It was bound to happen.
Everyone and his brother bitched about all the problems with Windows Vista and how much it sucked and meanwhile I had very few issues with it, and actually kind of liked it.
On the other hand – with the usual dissenters – most people agree that Windows 7 is teh awesome and report very few problems with it, while I end up having all of the problems they apparently had with Vista.
Still, if I can get past the problems, there are a lot of things I like about Windows 7, though many of them are simple “gee-whiz, tha't’s kind of cool” things rather than major changes to performance and the interface or anything like that.
The “Peek” function is cool. If you have a bunch of windows open you can just hover over this button in the lower right-hand corner and all of the open windows turn transparent, allowing you to see the desktop.
Thumbnail views of open windows when you hover over them on the taskbar are also cool, and it makes use of the “Peek” function: if you hover over the thumbnail, all windows in front of it turn transparent.
I really like the idea of using Libraries to organize content in a disorganized fashion.
Grabbing a window and “shaking” it causes all other open windows to be minimized. More fun than functional, I guess.
Jumplists, an evolution of “Recent Documents” is pretty sweet. When a program is “pinned” to the Start Menu or taskbar, you can right-click on it and see a list of files recently opened by that application.
Native support for .iso burning is a long overdue new feature. Right-click on the file, choose “Burn to Disc,” and you’re all set.
I like the new look of Media Center – and the rather ostentatious new start-up sound – and I’m hoping that more content will eventually be added to the Internet TV function.
Along with native burning support for .iso files, it would have been nice to have a built-in feature to mount them as drives.
I’m not seeing the supposed native support for .mov files.
Still no native Blu-ray support? I don’t buy the “it would add $30 to the cost” argument.
The Downright Horrible:
When I got home on Friday I decided to try playing around with Windows 7 on Munin before installing it on Hugin.
However, the network status icon was showing me that my computer had “limited connectivity,” in that it was still connected to my network, but couldn’t access the Internet.
I tried the standard fix action: a reboot. This caused it to get as far as the “Shutting Down” down screen, but no further. Eventually I had to kill the power. Once it booted up, though, it was back on the Internet. For a while. I tried to adjust some of the network options for it, but the network options screen froze as soon as I tried to change anything. So I went into Device Manager to try to uninstall the driver so that it would reinstall upon reboot. Device Manager froze. I rebooted. Stuck and “Shutting Down.”
After the reboot, it was back to normal, so I took advantage of the brief window of opportunity to try to locate a new driver. None available.
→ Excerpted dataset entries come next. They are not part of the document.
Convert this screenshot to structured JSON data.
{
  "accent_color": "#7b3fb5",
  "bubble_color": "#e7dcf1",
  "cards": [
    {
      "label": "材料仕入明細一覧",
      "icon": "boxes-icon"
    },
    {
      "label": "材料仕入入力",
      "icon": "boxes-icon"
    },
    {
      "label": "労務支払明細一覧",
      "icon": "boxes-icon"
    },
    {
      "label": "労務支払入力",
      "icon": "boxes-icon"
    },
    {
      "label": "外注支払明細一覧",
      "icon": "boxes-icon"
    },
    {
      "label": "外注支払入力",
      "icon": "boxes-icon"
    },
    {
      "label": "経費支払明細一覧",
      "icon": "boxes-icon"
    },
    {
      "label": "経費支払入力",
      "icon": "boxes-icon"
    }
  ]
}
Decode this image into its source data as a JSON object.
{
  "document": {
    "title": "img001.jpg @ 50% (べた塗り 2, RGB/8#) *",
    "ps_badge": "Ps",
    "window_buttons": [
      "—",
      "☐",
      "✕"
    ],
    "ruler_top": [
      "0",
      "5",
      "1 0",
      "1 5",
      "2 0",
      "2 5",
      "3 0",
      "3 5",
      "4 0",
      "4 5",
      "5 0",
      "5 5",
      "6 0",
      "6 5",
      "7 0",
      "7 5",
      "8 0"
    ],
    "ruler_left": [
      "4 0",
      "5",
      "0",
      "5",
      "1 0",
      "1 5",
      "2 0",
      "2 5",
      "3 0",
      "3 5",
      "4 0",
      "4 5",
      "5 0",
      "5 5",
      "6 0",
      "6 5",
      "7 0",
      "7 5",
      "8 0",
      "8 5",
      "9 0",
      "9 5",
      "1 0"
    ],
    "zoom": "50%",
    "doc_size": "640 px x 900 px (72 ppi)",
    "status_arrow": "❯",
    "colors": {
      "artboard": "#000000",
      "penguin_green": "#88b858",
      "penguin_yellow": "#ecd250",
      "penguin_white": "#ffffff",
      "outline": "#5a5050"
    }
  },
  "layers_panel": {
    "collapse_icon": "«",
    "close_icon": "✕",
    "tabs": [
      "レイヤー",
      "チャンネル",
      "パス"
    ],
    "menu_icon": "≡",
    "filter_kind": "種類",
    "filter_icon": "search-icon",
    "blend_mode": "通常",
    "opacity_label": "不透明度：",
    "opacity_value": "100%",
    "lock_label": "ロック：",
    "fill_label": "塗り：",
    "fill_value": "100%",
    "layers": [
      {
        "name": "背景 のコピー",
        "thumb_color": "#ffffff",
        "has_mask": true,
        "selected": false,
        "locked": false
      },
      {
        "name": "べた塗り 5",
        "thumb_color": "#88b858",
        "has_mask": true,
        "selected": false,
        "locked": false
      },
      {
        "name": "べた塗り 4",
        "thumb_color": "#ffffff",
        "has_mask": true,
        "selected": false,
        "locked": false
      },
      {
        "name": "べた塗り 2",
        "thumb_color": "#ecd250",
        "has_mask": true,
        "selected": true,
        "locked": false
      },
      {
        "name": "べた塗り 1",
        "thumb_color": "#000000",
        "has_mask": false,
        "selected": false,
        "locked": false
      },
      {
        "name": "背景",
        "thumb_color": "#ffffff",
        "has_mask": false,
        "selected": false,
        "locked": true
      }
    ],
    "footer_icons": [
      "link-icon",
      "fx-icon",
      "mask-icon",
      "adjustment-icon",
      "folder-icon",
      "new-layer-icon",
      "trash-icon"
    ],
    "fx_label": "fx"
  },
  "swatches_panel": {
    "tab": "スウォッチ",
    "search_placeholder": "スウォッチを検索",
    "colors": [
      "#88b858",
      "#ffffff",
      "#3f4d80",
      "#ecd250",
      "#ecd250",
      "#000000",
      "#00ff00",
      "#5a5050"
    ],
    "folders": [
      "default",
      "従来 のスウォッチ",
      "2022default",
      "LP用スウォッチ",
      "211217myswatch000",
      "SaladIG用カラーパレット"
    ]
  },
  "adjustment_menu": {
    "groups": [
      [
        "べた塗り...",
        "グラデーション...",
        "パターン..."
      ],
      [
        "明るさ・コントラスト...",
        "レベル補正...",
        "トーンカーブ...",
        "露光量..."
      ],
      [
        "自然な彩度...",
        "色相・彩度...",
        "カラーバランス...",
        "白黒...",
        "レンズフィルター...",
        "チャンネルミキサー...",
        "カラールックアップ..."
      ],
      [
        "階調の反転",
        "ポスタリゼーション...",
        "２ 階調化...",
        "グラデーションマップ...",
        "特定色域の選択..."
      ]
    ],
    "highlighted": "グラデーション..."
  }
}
The loss of connectivity would happen at random times, and would always cause the failure to actually shut down and reboot, and even began interfering with transferring files to and from a USB drive.
I searched in vain – on the other computers – for an answer online.
Meanwhile I was dealing with some post-upgrade issues on Hugin, though those were less severe. However, I do have on major problem: Photoshop isn’t recognizing the pressure-sensitivity of my Cintiq. This is a very big deal, as even the lightest press results in a thick, flat line. Pressure-sensitivity is working in other applications – including other Adobe apps, like Illustrator – but not in Photoshop. Not sure what to do about that one, since, as usual, the Internet is no help.
In any case, to resolve the wireless issue on Munin I decided to just disable the built-in adapter and use one of my old USB adapters. I didn’t have a flash drive handy, so when I downloaded the drivers for the USB adapter on Hugin I saved them to my network drive, since even when Munin loses Internet access it remains connected to my network. Of course, I had to try to get at Munin during the brief window in which I could go into Device Manager and disable the adapter without it freezing things up.
Naturally – and there’s no way you can convince me that this wasn’t the Universe just straight-up messing with me – the problem had gotten worse and the adapter would no longer connect to my network at all. So I had to grab a flash drive, put the drivers on it – since I could no longer access the network drive from Munin – cut the power, boot into Safe Mode, disable the adapter, reboot, and then install the USB adapter, all of which took much longer than it should have.
As it stands now, I have the USB adapter in place and things appear to be working. Still trying to figure out the Photoshop problem, though.
Anyway, if this post looks weird it’s because I’m trying the Windows Live Writer, which lets you write blog posts offline and then publish them directly rather than writing them in Word and pasting them into Blogger, or writing directly in Blogger, which has certain drawbacks.